The modeling firm said the flooding already appears to be worse than the 1998 floods, which damaged around 3,000 properties and resulted in £190 million ($379.8 million) in today's value of insured loss.
RMS also said, however, that at this stage the event is not as severe as the autumn 2000 floods, which affected more than 10,000 properties and caused £925 million ($1.85 billion) in insured damage in today's value.

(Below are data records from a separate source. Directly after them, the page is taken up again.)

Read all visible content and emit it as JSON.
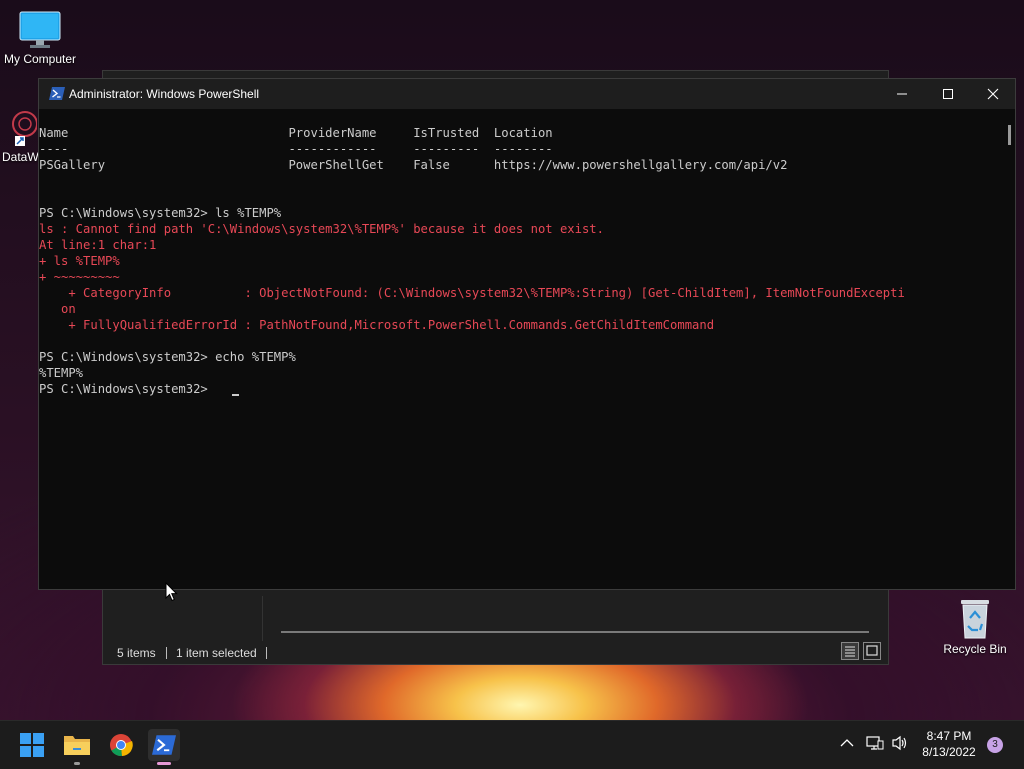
{
  "desktop": {
    "icons": [
      {
        "label": "My Computer",
        "icon": "monitor-icon"
      },
      {
        "label": "DataW",
        "icon": "app-shortcut-icon"
      },
      {
        "label": "Recycle Bin",
        "icon": "recycle-bin-icon"
      }
    ]
  },
  "explorer": {
    "status_items": "5 items",
    "status_selected": "1 item selected",
    "view_buttons": [
      "details-view-icon",
      "large-icons-view-icon"
    ]
  },
  "powershell": {
    "title": "Administrator: Windows PowerShell",
    "controls": [
      "minimize-icon",
      "maximize-icon",
      "close-icon"
    ],
    "lines": [
      {
        "text": "Name                              ProviderName     IsTrusted  Location",
        "type": "normal"
      },
      {
        "text": "----                              ------------     ---------  --------",
        "type": "normal"
      },
      {
        "text": "PSGallery                         PowerShellGet    False      https://www.powershellgallery.com/api/v2",
        "type": "normal"
      },
      {
        "text": "",
        "type": "normal"
      },
      {
        "text": "",
        "type": "normal"
      },
      {
        "text": "PS C:\\Windows\\system32> ls %TEMP%",
        "type": "normal"
      },
      {
        "text": "ls : Cannot find path 'C:\\Windows\\system32\\%TEMP%' because it does not exist.",
        "type": "err"
      },
      {
        "text": "At line:1 char:1",
        "type": "err"
      },
      {
        "text": "+ ls %TEMP%",
        "type": "err"
      },
      {
        "text": "+ ~~~~~~~~~",
        "type": "err"
      },
      {
        "text": "    + CategoryInfo          : ObjectNotFound: (C:\\Windows\\system32\\%TEMP%:String) [Get-ChildItem], ItemNotFoundExcepti",
        "type": "err"
      },
      {
        "text": "   on",
        "type": "err"
      },
      {
        "text": "    + FullyQualifiedErrorId : PathNotFound,Microsoft.PowerShell.Commands.GetChildItemCommand",
        "type": "err"
      },
      {
        "text": "",
        "type": "normal"
      },
      {
        "text": "PS C:\\Windows\\system32> echo %TEMP%",
        "type": "normal"
      },
      {
        "text": "%TEMP%",
        "type": "normal"
      },
      {
        "text": "PS C:\\Windows\\system32> ",
        "type": "normal"
      }
    ]
  },
  "taskbar": {
    "apps": [
      "windows-start-icon",
      "file-explorer-icon",
      "chrome-icon",
      "powershell-icon"
    ],
    "tray_icons": [
      "chevron-up-icon",
      "network-icon",
      "volume-icon"
    ],
    "time": "8:47 PM",
    "date": "8/13/2022",
    "notification_count": "3"
  }
}
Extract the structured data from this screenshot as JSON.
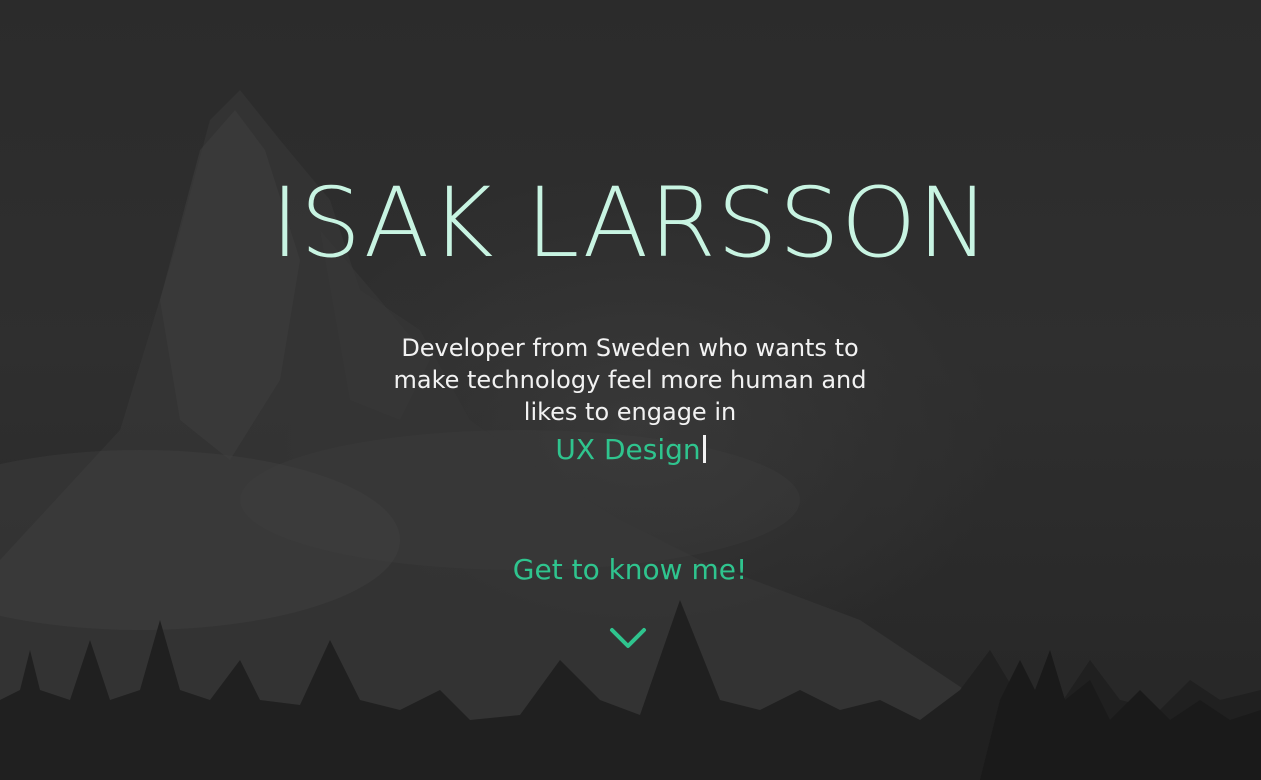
{
  "hero": {
    "name": "ISAK LARSSON",
    "tagline": "Developer from Sweden who wants to make technology feel more human and likes to engage in",
    "typed_word": "UX Design",
    "cta_label": "Get to know me!",
    "scroll_icon": "chevron-down-icon"
  },
  "colors": {
    "accent": "#2fc48e",
    "title": "#c8f4e2",
    "text": "#f2f2f2",
    "background": "#2e2e2e"
  }
}
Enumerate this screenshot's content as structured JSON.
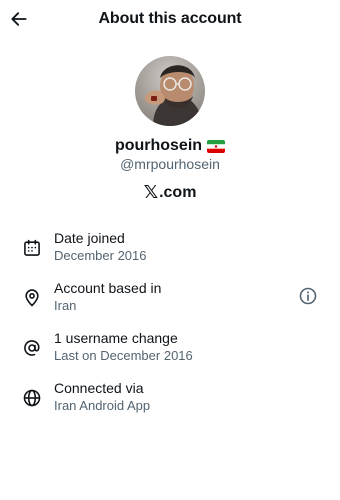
{
  "header": {
    "title": "About this account",
    "back_icon": "arrow-left-icon"
  },
  "profile": {
    "name": "pourhosein",
    "flag_icon": "iran-flag-icon",
    "handle": "@mrpourhosein",
    "domain_symbol": "𝕏",
    "domain_text": ".com"
  },
  "details": [
    {
      "icon": "calendar-icon",
      "label": "Date joined",
      "value": "December 2016"
    },
    {
      "icon": "location-pin-icon",
      "label": "Account based in",
      "value": "Iran",
      "trailing_icon": "info-icon"
    },
    {
      "icon": "at-sign-icon",
      "label": "1 username change",
      "value": "Last on December 2016"
    },
    {
      "icon": "globe-icon",
      "label": "Connected via",
      "value": "Iran Android App"
    }
  ],
  "colors": {
    "text_primary": "#0f1419",
    "text_secondary": "#536471",
    "background": "#ffffff",
    "flag_green": "#239f40",
    "flag_red": "#da0000"
  }
}
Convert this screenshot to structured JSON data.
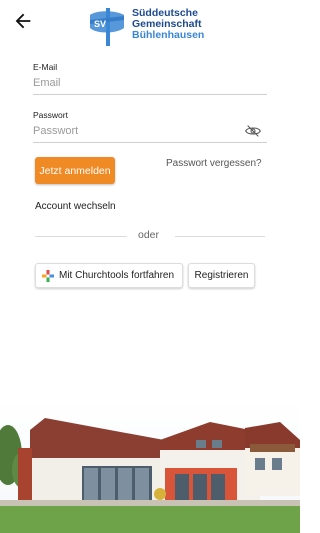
{
  "header": {
    "back_icon": "arrow-left-icon",
    "logo": {
      "mark_text": "SV",
      "line1": "Süddeutsche",
      "line2": "Gemeinschaft",
      "line3": "Bühlenhausen"
    }
  },
  "form": {
    "email": {
      "label": "E-Mail",
      "placeholder": "Email",
      "value": ""
    },
    "password": {
      "label": "Passwort",
      "placeholder": "Passwort",
      "value": "",
      "toggle_icon": "eye-off-icon"
    },
    "login_label": "Jetzt anmelden",
    "forgot_label": "Passwort vergessen?",
    "switch_account_label": "Account wechseln",
    "divider_label": "oder",
    "churchtools_label": "Mit Churchtools fortfahren",
    "churchtools_icon": "churchtools-cross-icon",
    "register_label": "Registrieren"
  },
  "colors": {
    "primary": "#f08a24",
    "brand_dark": "#1d4a8f",
    "brand_light": "#3a86d4"
  }
}
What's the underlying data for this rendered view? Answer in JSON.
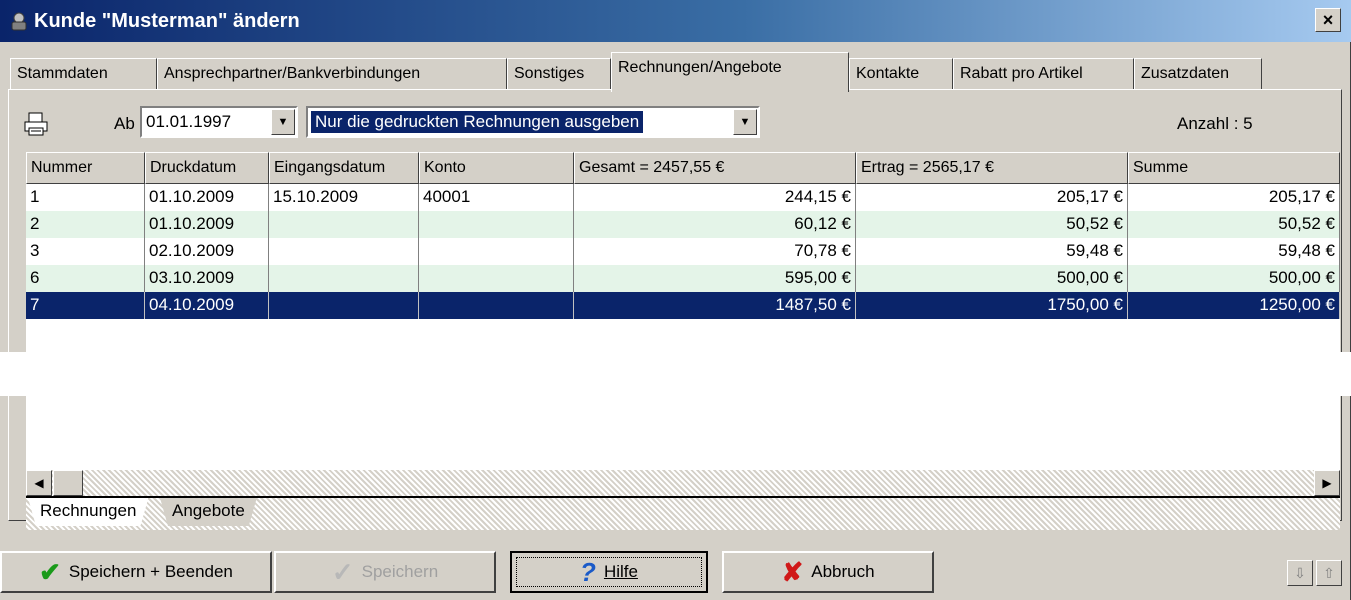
{
  "window": {
    "title": "Kunde \"Musterman\" ändern",
    "close_glyph": "×"
  },
  "tabs": [
    {
      "label": "Stammdaten"
    },
    {
      "label": "Ansprechpartner/Bankverbindungen"
    },
    {
      "label": "Sonstiges"
    },
    {
      "label": "Rechnungen/Angebote",
      "active": true
    },
    {
      "label": "Kontakte"
    },
    {
      "label": "Rabatt pro Artikel"
    },
    {
      "label": "Zusatzdaten"
    }
  ],
  "toolbar": {
    "printer_icon": "printer-icon",
    "ab_label": "Ab",
    "date_value": "01.01.1997",
    "filter_value": "Nur die gedruckten Rechnungen ausgeben",
    "anzahl_label": "Anzahl :",
    "anzahl_value": "5"
  },
  "grid": {
    "columns": [
      "Nummer",
      "Druckdatum",
      "Eingangsdatum",
      "Konto",
      "Gesamt = 2457,55 €",
      "Ertrag = 2565,17 €",
      "Summe"
    ],
    "rows": [
      [
        "1",
        "01.10.2009",
        "15.10.2009",
        "40001",
        "244,15 €",
        "205,17 €",
        "205,17 €"
      ],
      [
        "2",
        "01.10.2009",
        "",
        "",
        "60,12 €",
        "50,52 €",
        "50,52 €"
      ],
      [
        "3",
        "02.10.2009",
        "",
        "",
        "70,78 €",
        "59,48 €",
        "59,48 €"
      ],
      [
        "6",
        "03.10.2009",
        "",
        "",
        "595,00 €",
        "500,00 €",
        "500,00 €"
      ],
      [
        "7",
        "04.10.2009",
        "",
        "",
        "1487,50 €",
        "1750,00 €",
        "1250,00 €"
      ]
    ],
    "selected_row": 4
  },
  "subtabs": [
    {
      "label": "Rechnungen",
      "active": true
    },
    {
      "label": "Angebote",
      "active": false
    }
  ],
  "buttons": {
    "save_close": "Speichern + Beenden",
    "save": "Speichern",
    "help": "Hilfe",
    "cancel": "Abbruch"
  },
  "colors": {
    "selection": "#0a246a",
    "alt_row": "#e4f4e8",
    "face": "#d4d0c8"
  }
}
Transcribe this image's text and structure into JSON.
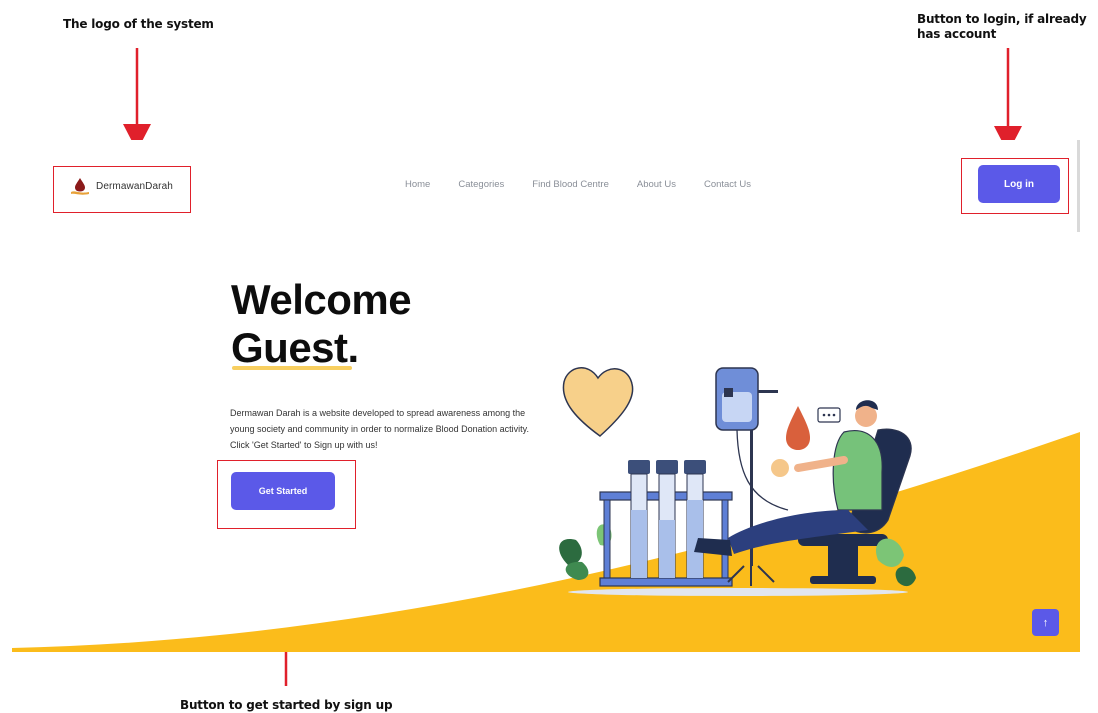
{
  "annotations": {
    "logo_note": "The logo of the system",
    "login_note": "Button to login, if already has account",
    "start_note": "Button to get started by sign up"
  },
  "header": {
    "logo_text": "DermawanDarah",
    "logo_icon": "blood-drop-hand-icon",
    "nav": [
      "Home",
      "Categories",
      "Find Blood Centre",
      "About Us",
      "Contact Us"
    ],
    "login_label": "Log in"
  },
  "hero": {
    "title_line1": "Welcome",
    "title_line2": "Guest.",
    "description": "Dermawan Darah is a website developed to spread awareness among the young society and community in order to normalize Blood Donation activity. Click 'Get Started' to Sign up with us!",
    "cta_label": "Get Started"
  },
  "scroll_top_icon": "arrow-up-icon",
  "colors": {
    "primary": "#5b59e8",
    "accent_yellow": "#fbbc1b",
    "annotation_red": "#e0202b"
  }
}
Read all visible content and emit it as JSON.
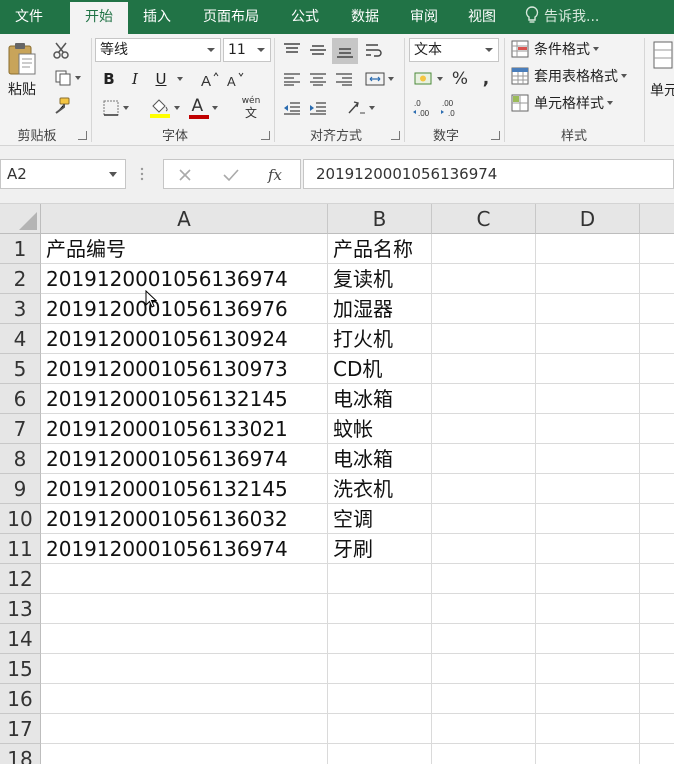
{
  "tabs": [
    {
      "label": "文件",
      "active": false
    },
    {
      "label": "开始",
      "active": true
    },
    {
      "label": "插入",
      "active": false
    },
    {
      "label": "页面布局",
      "active": false
    },
    {
      "label": "公式",
      "active": false
    },
    {
      "label": "数据",
      "active": false
    },
    {
      "label": "审阅",
      "active": false
    },
    {
      "label": "视图",
      "active": false
    }
  ],
  "tell_me": "告诉我...",
  "ribbon": {
    "clipboard": {
      "paste_label": "粘贴",
      "group_label": "剪贴板"
    },
    "font": {
      "font_name": "等线",
      "font_size": "11",
      "bold": "B",
      "italic": "I",
      "underline": "U",
      "font_color_glyph": "A",
      "highlight_color": "#ffff00",
      "font_color": "#c00000",
      "phonetic_top": "wén",
      "phonetic_bottom": "文",
      "group_label": "字体"
    },
    "alignment": {
      "group_label": "对齐方式"
    },
    "number": {
      "format": "文本",
      "percent": "%",
      "comma": ",",
      "group_label": "数字"
    },
    "styles": {
      "conditional": "条件格式",
      "table_format": "套用表格格式",
      "cell_styles": "单元格样式",
      "group_label": "样式"
    },
    "cells": {
      "label": "单元"
    }
  },
  "formula_bar": {
    "name_box": "A2",
    "formula": "2019120001056136974"
  },
  "sheet": {
    "columns": [
      "A",
      "B",
      "C",
      "D"
    ],
    "row_numbers": [
      "1",
      "2",
      "3",
      "4",
      "5",
      "6",
      "7",
      "8",
      "9",
      "10",
      "11",
      "12",
      "13",
      "14",
      "15",
      "16",
      "17",
      "18"
    ],
    "rows": [
      [
        "产品编号",
        "产品名称"
      ],
      [
        "2019120001056136974",
        "复读机"
      ],
      [
        "2019120001056136976",
        "加湿器"
      ],
      [
        "2019120001056130924",
        "打火机"
      ],
      [
        "2019120001056130973",
        "CD机"
      ],
      [
        "2019120001056132145",
        "电冰箱"
      ],
      [
        "2019120001056133021",
        "蚊帐"
      ],
      [
        "2019120001056136974",
        "电冰箱"
      ],
      [
        "2019120001056132145",
        "洗衣机"
      ],
      [
        "2019120001056136032",
        "空调"
      ],
      [
        "2019120001056136974",
        "牙刷"
      ]
    ]
  },
  "colors": {
    "accent": "#217346",
    "header_bg": "#e6e6e6",
    "ribbon_bg": "#f3f3f3"
  }
}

However, the floods are ongoing, and further rainfall is expected over the weekend.
The Northern city of Sheffield in Yorkshire is one of the hardest-hit areas, mainly because the River Don burst its banks.
RMS said flooding has been reported in some of the major industrial and commercial riverside locations and has caused "substantial" business interruption losses. "Two factors that will benefit insurers are that property prices tend to be lower in the north of England compared to the south, and buildings dry out quicker in the summer," said Claire Souch, senior director of model management at RMS.
RMS said the rainfall problem has been caused by a stationary east coast depression, which draws moisture from the North Sea. The modeling agency noted that the event has been described as a "one in a 100 year event" and that historical records indicate that this was the first time that the River Don has burst its banks with such dramatic consequences for 150 years.
RMS added that the extent of further insured losses will depend on whether the rain expected over the coming weekend falls directly over the areas already hit.